▸ Records to process
--- --- ---
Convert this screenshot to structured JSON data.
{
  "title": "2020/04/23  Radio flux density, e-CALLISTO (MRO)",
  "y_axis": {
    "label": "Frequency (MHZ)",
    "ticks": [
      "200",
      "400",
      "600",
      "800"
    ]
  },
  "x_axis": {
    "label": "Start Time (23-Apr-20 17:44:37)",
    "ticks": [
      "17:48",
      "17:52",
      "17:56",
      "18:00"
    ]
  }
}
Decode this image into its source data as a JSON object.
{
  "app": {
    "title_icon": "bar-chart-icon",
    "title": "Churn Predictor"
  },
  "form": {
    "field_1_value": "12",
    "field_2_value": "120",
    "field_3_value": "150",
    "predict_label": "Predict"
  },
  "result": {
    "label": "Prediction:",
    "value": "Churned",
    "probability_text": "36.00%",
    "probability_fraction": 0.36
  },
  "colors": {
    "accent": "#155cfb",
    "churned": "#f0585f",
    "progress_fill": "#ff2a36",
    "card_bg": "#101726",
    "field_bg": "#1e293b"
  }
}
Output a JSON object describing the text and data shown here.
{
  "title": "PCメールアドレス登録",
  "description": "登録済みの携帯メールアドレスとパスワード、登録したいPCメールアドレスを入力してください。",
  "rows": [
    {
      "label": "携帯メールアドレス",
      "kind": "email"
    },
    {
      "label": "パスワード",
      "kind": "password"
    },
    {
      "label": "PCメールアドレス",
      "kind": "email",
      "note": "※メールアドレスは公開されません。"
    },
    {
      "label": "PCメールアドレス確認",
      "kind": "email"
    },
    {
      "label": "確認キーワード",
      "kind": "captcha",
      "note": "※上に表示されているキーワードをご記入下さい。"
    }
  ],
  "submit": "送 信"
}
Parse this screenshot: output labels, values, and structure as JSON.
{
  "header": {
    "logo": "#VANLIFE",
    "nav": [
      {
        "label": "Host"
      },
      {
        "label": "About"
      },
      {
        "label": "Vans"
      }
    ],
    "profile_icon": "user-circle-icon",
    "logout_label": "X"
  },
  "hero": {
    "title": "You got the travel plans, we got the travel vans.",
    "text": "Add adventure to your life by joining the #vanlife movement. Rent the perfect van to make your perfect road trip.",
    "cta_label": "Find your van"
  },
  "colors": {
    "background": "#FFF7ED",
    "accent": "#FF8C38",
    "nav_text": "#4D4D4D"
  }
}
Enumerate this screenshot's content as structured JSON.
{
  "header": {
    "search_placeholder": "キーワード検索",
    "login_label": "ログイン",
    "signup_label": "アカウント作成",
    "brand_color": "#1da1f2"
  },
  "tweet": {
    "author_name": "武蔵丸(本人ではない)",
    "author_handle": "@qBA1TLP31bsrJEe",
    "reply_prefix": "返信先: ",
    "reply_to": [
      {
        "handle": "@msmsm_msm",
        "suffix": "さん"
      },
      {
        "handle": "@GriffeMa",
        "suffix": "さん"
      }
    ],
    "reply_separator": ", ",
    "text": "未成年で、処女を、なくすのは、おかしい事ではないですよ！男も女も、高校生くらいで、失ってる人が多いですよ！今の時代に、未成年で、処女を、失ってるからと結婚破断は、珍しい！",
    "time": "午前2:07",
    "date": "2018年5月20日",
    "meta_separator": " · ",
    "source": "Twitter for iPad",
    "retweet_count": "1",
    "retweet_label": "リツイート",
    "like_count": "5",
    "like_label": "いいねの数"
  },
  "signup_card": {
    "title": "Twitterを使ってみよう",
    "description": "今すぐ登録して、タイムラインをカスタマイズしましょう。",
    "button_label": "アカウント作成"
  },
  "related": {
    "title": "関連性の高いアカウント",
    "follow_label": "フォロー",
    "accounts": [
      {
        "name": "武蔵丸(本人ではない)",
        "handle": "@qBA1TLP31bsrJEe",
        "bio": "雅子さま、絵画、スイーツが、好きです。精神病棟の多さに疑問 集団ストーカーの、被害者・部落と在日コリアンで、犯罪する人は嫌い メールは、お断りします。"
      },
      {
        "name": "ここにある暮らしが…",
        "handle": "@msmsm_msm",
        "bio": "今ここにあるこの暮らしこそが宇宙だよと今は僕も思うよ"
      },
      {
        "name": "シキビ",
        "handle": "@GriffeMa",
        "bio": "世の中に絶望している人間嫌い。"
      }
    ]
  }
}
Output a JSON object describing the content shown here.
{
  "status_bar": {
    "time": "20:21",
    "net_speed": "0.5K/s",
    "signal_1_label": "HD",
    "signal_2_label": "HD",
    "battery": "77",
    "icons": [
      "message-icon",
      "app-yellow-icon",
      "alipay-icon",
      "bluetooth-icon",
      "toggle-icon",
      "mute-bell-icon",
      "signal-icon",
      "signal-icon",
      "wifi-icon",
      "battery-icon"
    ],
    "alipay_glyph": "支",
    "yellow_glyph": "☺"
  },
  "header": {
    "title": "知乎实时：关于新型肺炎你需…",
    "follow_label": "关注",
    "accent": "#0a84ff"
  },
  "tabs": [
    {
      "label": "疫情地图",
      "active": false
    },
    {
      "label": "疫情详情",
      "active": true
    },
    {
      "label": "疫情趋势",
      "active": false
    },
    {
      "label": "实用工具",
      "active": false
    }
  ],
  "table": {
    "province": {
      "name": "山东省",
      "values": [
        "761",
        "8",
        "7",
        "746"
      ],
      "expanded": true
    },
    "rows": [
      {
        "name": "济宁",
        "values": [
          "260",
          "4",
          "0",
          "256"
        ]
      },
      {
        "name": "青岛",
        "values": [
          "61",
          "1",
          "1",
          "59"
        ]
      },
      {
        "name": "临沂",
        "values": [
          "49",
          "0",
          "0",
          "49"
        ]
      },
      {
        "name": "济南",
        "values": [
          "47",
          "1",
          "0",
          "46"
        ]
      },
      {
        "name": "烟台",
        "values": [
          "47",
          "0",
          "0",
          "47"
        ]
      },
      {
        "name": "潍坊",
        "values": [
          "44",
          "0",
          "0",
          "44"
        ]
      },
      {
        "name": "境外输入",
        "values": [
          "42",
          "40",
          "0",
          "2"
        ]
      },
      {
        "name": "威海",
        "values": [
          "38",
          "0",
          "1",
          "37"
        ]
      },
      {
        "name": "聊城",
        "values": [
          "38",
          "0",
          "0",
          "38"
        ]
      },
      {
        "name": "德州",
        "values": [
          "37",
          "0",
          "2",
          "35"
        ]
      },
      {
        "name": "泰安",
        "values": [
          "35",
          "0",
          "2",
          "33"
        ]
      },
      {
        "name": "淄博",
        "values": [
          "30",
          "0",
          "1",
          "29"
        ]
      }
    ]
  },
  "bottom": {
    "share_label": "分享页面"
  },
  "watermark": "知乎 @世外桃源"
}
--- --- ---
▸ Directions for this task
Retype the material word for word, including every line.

▸ Exercise output
Convert this screenshot to structured JSON data.
{
  "title": "2020/04/23  Radio flux density, e-CALLISTO (MRO)",
  "y_axis": {
    "label": "Frequency (MHZ)",
    "ticks": [
      "200",
      "400",
      "600",
      "800"
    ]
  },
  "x_axis": {
    "label": "Start Time (23-Apr-20 17:44:37)",
    "ticks": [
      "17:48",
      "17:52",
      "17:56",
      "18:00"
    ]
  }
}
Decode this image into its source data as a JSON object.
{
  "app": {
    "title_icon": "bar-chart-icon",
    "title": "Churn Predictor"
  },
  "form": {
    "field_1_value": "12",
    "field_2_value": "120",
    "field_3_value": "150",
    "predict_label": "Predict"
  },
  "result": {
    "label": "Prediction:",
    "value": "Churned",
    "probability_text": "36.00%",
    "probability_fraction": 0.36
  },
  "colors": {
    "accent": "#155cfb",
    "churned": "#f0585f",
    "progress_fill": "#ff2a36",
    "card_bg": "#101726",
    "field_bg": "#1e293b"
  }
}
Output a JSON object describing the text and data shown here.
{
  "title": "PCメールアドレス登録",
  "description": "登録済みの携帯メールアドレスとパスワード、登録したいPCメールアドレスを入力してください。",
  "rows": [
    {
      "label": "携帯メールアドレス",
      "kind": "email"
    },
    {
      "label": "パスワード",
      "kind": "password"
    },
    {
      "label": "PCメールアドレス",
      "kind": "email",
      "note": "※メールアドレスは公開されません。"
    },
    {
      "label": "PCメールアドレス確認",
      "kind": "email"
    },
    {
      "label": "確認キーワード",
      "kind": "captcha",
      "note": "※上に表示されているキーワードをご記入下さい。"
    }
  ],
  "submit": "送 信"
}
Parse this screenshot: output labels, values, and structure as JSON.
{
  "header": {
    "logo": "#VANLIFE",
    "nav": [
      {
        "label": "Host"
      },
      {
        "label": "About"
      },
      {
        "label": "Vans"
      }
    ],
    "profile_icon": "user-circle-icon",
    "logout_label": "X"
  },
  "hero": {
    "title": "You got the travel plans, we got the travel vans.",
    "text": "Add adventure to your life by joining the #vanlife movement. Rent the perfect van to make your perfect road trip.",
    "cta_label": "Find your van"
  },
  "colors": {
    "background": "#FFF7ED",
    "accent": "#FF8C38",
    "nav_text": "#4D4D4D"
  }
}
Enumerate this screenshot's content as structured JSON.
{
  "header": {
    "search_placeholder": "キーワード検索",
    "login_label": "ログイン",
    "signup_label": "アカウント作成",
    "brand_color": "#1da1f2"
  },
  "tweet": {
    "author_name": "武蔵丸(本人ではない)",
    "author_handle": "@qBA1TLP31bsrJEe",
    "reply_prefix": "返信先: ",
    "reply_to": [
      {
        "handle": "@msmsm_msm",
        "suffix": "さん"
      },
      {
        "handle": "@GriffeMa",
        "suffix": "さん"
      }
    ],
    "reply_separator": ", ",
    "text": "未成年で、処女を、なくすのは、おかしい事ではないですよ！男も女も、高校生くらいで、失ってる人が多いですよ！今の時代に、未成年で、処女を、失ってるからと結婚破断は、珍しい！",
    "time": "午前2:07",
    "date": "2018年5月20日",
    "meta_separator": " · ",
    "source": "Twitter for iPad",
    "retweet_count": "1",
    "retweet_label": "リツイート",
    "like_count": "5",
    "like_label": "いいねの数"
  },
  "signup_card": {
    "title": "Twitterを使ってみよう",
    "description": "今すぐ登録して、タイムラインをカスタマイズしましょう。",
    "button_label": "アカウント作成"
  },
  "related": {
    "title": "関連性の高いアカウント",
    "follow_label": "フォロー",
    "accounts": [
      {
        "name": "武蔵丸(本人ではない)",
        "handle": "@qBA1TLP31bsrJEe",
        "bio": "雅子さま、絵画、スイーツが、好きです。精神病棟の多さに疑問 集団ストーカーの、被害者・部落と在日コリアンで、犯罪する人は嫌い メールは、お断りします。"
      },
      {
        "name": "ここにある暮らしが…",
        "handle": "@msmsm_msm",
        "bio": "今ここにあるこの暮らしこそが宇宙だよと今は僕も思うよ"
      },
      {
        "name": "シキビ",
        "handle": "@GriffeMa",
        "bio": "世の中に絶望している人間嫌い。"
      }
    ]
  }
}
Output a JSON object describing the content shown here.
{
  "status_bar": {
    "time": "20:21",
    "net_speed": "0.5K/s",
    "signal_1_label": "HD",
    "signal_2_label": "HD",
    "battery": "77",
    "icons": [
      "message-icon",
      "app-yellow-icon",
      "alipay-icon",
      "bluetooth-icon",
      "toggle-icon",
      "mute-bell-icon",
      "signal-icon",
      "signal-icon",
      "wifi-icon",
      "battery-icon"
    ],
    "alipay_glyph": "支",
    "yellow_glyph": "☺"
  },
  "header": {
    "title": "知乎实时：关于新型肺炎你需…",
    "follow_label": "关注",
    "accent": "#0a84ff"
  },
  "tabs": [
    {
      "label": "疫情地图",
      "active": false
    },
    {
      "label": "疫情详情",
      "active": true
    },
    {
      "label": "疫情趋势",
      "active": false
    },
    {
      "label": "实用工具",
      "active": false
    }
  ],
  "table": {
    "province": {
      "name": "山东省",
      "values": [
        "761",
        "8",
        "7",
        "746"
      ],
      "expanded": true
    },
    "rows": [
      {
        "name": "济宁",
        "values": [
          "260",
          "4",
          "0",
          "256"
        ]
      },
      {
        "name": "青岛",
        "values": [
          "61",
          "1",
          "1",
          "59"
        ]
      },
      {
        "name": "临沂",
        "values": [
          "49",
          "0",
          "0",
          "49"
        ]
      },
      {
        "name": "济南",
        "values": [
          "47",
          "1",
          "0",
          "46"
        ]
      },
      {
        "name": "烟台",
        "values": [
          "47",
          "0",
          "0",
          "47"
        ]
      },
      {
        "name": "潍坊",
        "values": [
          "44",
          "0",
          "0",
          "44"
        ]
      },
      {
        "name": "境外输入",
        "values": [
          "42",
          "40",
          "0",
          "2"
        ]
      },
      {
        "name": "威海",
        "values": [
          "38",
          "0",
          "1",
          "37"
        ]
      },
      {
        "name": "聊城",
        "values": [
          "38",
          "0",
          "0",
          "38"
        ]
      },
      {
        "name": "德州",
        "values": [
          "37",
          "0",
          "2",
          "35"
        ]
      },
      {
        "name": "泰安",
        "values": [
          "35",
          "0",
          "2",
          "33"
        ]
      },
      {
        "name": "淄博",
        "values": [
          "30",
          "0",
          "1",
          "29"
        ]
      }
    ]
  },
  "bottom": {
    "share_label": "分享页面"
  },
  "watermark": "知乎 @世外桃源"
}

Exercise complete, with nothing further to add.